Austin, Texas noisemakers Future Death begin their new album Special Victim in a haze of hiss. The opening seconds of “Riot Trains” tease the listener with demo sound quality, only shortly thereafter transitioning into the high-fidelity version of the band that you’re actually meant to hear. Not that it’s as much of a difference as you might think. Future Death is an exceptionally noisy band — guitars projecting a wall of eardrum-splitting overdrive, vocals shrouded by distortion filters, and their beats exploding with rapid-fire drumstick shrapnel. There’s so much coming at the listener at once that you almost don’t notice just how crisply and cleanly producer Alex Bhore (also of post-rock group This Will Destroy You) documents the mayhem.
And what mayhem it is! Future Death move quickly and violently, handling their instruments like they hold a grudge against them, wrenching both brutal shrieks and powerful riffs in equal amounts. It’s frequently invigorating; “Riot Trains” is a pop song at heart — full of soaring hooks and with just enough slack on its menace meter — and the rush that the group takes on in “Junkhammer” keeps up for a solid six minutes, which proves to be an endurance test worth taking. The outstanding “Basements” is giddy and gnarly in equal amounts, while “Roman Devices,” in spite of its bombastic introduction, is practically a ballad. You know, by Future Death’s standards anyway.
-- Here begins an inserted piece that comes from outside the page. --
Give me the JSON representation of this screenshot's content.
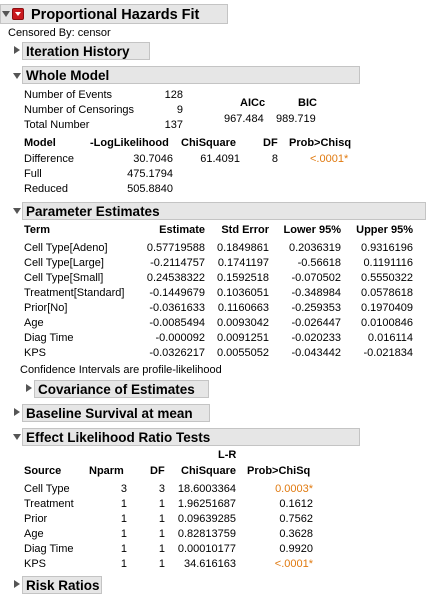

There’s no getting around the intensity of Future Death, which extends beyond their musical approach. The band actually recorded Special Victim in a former funeral home, which has since been converted into a studio by John Congleton, producer of artists like St. Vincent, Baroness and Swans. But to focus too intently on the power or chaos behind Future Death would be to ignore something important about the band: their songwriting ability. Certainly, they make a fine ruckus, but listen a little closer. Hunker down, hang on, and soak it all in.